I don’t usually review books that are aimed at specialized audience. I made an exception for Diana Chigas and Peter Woodrow’s Adding Up To Peace a) because they are friend and b) more importantly, they take on the toughest challenge we peacebuilders face. How do we build on what we accomplish in a particular community and turn it into lasting peace that holds for an entire society.
Wherever you stand on the political spectrum, you'll find something to love AND something to hate in Steve Hilton's new book, Positive Populism. That's exactly why you should read it. And think about it.
I'm a recent convert to the work of Brené Brown. After years of focusing on such things as shame and vulnerability, she has flipped the hierarchy and dealt with leadership in her most recent book with its intriguing title, Dare to Lead. What's unusual about the book is that she does not focus on traditional forms in which I exert leadership over you. Instead, she explores how I lead with you but also how I lead within myself. For all of those reasons, it is a book worth reading.
Because I include a chapter on Germany in my comparative politics textbook, I'm always looking for insightful books on the long-term legacy of the Nazi years. So, when I saw a review of Nora Krug's Belonging (simultaneously published as Heimat in German), I immediately bought it for two reasons. First, Krug (born 1977) is a generation removed from the Nazi experience. Still, she is obsessed about its impact, especially on her family. Second, Krug teaches illustration at Parsons School of Design, and the reviews said the images were as valuable as the prose. They were right.
I have been thinking a lot about higher eduction these days, because I'm increasingly unhappy about the state of things these days. Then, I spent a weekend at Oberlin planning my fiftieth reunion and came away quite excited about some of the interesting things they are doing. So, I decided to go back and reread Kevin Carey's book, The End of College, which had helped strengthen my grumpiness when I read it three years ago when it came out.
Over the last few years, I’ve spent a lot of time reading books by business school professors who wrote for popular audiences and raised issues of interest to peacebuilding and/or comparative politics. Sometimes, the connections weren’t always obvious. They certainly were in the case of Dolly Chugh, The Person You Mean To Be. In many ways, hers is typical of this kind of book in that she explores personal shortcomings that keep us from reaching our fullest potential.

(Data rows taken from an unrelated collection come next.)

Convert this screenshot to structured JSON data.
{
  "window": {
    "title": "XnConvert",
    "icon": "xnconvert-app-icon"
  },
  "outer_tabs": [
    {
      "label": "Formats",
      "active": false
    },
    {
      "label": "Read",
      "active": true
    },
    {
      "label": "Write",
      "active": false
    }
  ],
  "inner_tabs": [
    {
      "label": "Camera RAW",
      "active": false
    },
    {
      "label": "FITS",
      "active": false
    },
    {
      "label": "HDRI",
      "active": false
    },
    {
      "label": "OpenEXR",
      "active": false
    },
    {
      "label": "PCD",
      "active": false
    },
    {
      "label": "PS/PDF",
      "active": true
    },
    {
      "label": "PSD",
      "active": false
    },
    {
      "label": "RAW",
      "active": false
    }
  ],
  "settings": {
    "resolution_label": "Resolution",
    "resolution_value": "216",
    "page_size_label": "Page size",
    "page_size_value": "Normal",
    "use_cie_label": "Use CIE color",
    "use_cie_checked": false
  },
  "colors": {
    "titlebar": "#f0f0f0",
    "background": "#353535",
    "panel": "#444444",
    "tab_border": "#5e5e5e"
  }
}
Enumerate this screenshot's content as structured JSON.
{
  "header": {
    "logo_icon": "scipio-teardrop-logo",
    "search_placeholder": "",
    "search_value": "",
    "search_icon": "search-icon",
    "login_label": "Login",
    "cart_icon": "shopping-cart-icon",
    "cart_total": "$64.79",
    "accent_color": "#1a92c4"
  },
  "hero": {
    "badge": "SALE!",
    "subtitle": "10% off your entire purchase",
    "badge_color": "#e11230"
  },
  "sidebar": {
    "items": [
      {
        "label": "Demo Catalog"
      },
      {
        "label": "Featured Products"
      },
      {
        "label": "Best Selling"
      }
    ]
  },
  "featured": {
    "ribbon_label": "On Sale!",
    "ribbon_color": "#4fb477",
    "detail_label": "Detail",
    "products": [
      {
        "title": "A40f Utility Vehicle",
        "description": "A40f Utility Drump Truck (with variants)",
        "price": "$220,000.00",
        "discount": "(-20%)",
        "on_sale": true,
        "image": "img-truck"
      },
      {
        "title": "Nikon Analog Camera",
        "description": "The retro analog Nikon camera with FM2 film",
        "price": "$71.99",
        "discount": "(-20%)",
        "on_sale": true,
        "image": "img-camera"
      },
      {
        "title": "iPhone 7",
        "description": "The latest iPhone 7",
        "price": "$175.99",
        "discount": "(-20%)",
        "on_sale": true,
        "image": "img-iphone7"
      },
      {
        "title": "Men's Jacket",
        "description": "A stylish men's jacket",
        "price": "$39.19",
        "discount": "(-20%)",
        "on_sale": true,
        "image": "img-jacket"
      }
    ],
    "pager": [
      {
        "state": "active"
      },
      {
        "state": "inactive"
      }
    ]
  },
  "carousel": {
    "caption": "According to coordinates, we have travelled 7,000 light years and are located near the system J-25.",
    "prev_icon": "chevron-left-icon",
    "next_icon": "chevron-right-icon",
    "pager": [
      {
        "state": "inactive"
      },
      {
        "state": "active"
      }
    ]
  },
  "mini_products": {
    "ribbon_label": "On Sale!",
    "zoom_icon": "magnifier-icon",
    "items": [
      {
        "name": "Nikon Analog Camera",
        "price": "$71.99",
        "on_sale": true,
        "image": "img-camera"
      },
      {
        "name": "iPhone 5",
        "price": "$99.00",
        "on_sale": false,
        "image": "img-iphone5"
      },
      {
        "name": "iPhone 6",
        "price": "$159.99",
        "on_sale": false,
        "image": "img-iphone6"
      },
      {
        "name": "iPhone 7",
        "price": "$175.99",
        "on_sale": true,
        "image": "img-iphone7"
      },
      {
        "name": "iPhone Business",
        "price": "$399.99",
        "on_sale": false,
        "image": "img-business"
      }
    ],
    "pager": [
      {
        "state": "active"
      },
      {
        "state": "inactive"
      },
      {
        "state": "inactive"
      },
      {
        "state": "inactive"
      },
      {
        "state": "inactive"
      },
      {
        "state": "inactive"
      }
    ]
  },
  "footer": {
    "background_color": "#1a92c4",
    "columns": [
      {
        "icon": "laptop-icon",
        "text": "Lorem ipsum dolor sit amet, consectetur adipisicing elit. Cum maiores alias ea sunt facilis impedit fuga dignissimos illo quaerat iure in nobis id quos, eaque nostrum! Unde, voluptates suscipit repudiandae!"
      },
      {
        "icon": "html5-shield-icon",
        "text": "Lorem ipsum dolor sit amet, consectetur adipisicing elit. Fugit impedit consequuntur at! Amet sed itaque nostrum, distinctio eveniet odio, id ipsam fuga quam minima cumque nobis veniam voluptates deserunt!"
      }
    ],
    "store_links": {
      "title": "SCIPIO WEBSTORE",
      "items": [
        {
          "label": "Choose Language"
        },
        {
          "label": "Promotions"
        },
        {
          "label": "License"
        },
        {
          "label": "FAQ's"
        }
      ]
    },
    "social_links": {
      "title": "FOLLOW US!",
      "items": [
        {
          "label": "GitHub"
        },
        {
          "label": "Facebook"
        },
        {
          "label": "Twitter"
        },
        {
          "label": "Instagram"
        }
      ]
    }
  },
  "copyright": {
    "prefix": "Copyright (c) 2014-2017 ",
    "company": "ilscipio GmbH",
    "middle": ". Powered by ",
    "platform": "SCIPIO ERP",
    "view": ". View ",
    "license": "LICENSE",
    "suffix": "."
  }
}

Steven Johnson is one of my favorite writers. Over the years, he has gotten me to rethink paradigm shifts (they happen in a more piecemeal fashion than I used to believe) and evolution (we can plan at some of our mental—if not our physical—evolution as a species). So, I read Farsighted the day it arrived on my Kindle.